Data extracted from a collection:
==*==
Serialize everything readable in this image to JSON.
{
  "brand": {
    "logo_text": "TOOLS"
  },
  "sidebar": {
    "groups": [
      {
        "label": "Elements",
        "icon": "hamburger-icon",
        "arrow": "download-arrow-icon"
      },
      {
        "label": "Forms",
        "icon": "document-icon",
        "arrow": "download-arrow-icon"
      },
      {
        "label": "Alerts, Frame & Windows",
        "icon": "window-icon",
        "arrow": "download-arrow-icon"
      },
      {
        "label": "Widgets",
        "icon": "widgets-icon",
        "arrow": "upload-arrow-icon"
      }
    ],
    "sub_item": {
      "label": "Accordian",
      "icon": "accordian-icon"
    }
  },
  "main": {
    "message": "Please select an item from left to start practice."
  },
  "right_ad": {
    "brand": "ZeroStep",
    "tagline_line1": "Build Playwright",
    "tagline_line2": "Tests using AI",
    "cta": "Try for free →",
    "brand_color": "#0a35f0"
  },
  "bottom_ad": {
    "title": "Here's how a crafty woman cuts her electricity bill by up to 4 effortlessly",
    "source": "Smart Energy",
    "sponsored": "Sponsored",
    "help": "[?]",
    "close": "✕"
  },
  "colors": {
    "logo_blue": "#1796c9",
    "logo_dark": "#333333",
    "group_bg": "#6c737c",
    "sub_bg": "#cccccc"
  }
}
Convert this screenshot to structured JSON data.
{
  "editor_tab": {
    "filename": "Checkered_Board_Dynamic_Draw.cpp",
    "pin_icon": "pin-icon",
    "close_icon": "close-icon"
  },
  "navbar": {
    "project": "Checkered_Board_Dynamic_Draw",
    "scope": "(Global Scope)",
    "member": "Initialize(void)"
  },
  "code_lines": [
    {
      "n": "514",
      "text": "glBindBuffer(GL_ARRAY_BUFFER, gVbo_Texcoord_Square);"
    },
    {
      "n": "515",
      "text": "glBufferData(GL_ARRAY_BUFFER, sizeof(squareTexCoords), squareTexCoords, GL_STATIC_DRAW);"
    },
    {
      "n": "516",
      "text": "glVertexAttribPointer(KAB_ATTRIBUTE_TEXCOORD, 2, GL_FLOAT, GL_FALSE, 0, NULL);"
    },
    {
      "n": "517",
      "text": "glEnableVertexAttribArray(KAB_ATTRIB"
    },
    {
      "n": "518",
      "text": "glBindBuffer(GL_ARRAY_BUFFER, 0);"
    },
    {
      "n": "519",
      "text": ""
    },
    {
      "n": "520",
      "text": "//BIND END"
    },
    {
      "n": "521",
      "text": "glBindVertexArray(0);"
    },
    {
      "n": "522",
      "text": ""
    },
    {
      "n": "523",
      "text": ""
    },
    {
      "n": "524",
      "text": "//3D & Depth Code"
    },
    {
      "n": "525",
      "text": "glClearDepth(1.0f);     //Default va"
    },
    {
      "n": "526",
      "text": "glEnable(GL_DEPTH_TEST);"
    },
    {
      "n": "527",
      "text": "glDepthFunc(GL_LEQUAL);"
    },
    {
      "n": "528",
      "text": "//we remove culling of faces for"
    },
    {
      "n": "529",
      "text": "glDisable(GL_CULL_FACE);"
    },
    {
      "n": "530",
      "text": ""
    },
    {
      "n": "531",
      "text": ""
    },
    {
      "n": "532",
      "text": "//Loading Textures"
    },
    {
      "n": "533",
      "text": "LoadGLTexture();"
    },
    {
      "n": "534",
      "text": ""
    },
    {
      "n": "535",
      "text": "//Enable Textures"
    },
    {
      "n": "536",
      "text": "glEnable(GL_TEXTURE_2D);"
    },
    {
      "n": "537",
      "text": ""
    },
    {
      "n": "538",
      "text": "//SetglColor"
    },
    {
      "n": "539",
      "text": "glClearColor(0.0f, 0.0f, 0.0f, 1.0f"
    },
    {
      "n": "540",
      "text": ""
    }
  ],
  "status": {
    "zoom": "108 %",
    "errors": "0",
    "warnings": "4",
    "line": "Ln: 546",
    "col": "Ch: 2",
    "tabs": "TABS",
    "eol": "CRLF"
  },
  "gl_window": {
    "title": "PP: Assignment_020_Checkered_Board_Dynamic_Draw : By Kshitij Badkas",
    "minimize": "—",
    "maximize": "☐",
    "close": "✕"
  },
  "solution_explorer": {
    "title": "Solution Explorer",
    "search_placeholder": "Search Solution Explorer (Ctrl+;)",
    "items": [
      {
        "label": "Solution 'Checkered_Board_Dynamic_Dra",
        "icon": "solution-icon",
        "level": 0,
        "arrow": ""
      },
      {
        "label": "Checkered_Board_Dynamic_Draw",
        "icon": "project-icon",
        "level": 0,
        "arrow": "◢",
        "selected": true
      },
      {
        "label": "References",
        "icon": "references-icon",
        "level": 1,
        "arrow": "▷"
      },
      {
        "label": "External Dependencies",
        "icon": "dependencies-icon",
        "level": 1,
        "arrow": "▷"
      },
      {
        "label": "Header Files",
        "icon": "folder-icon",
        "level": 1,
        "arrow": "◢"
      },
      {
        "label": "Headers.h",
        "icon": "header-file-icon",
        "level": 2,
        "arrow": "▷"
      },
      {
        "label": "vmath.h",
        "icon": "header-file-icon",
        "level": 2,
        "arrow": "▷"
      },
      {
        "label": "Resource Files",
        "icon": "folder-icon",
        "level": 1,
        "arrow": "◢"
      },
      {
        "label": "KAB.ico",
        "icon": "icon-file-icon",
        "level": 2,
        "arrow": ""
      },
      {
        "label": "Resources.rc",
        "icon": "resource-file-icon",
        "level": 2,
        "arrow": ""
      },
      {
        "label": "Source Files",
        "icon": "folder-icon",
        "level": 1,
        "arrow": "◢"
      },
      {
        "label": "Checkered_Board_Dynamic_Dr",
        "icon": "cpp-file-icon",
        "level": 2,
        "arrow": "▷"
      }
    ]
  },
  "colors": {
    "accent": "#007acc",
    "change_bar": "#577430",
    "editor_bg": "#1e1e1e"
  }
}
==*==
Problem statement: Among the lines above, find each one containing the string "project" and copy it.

Task response:
    "project": "Checkered_Board_Dynamic_Draw",
        "icon": "project-icon",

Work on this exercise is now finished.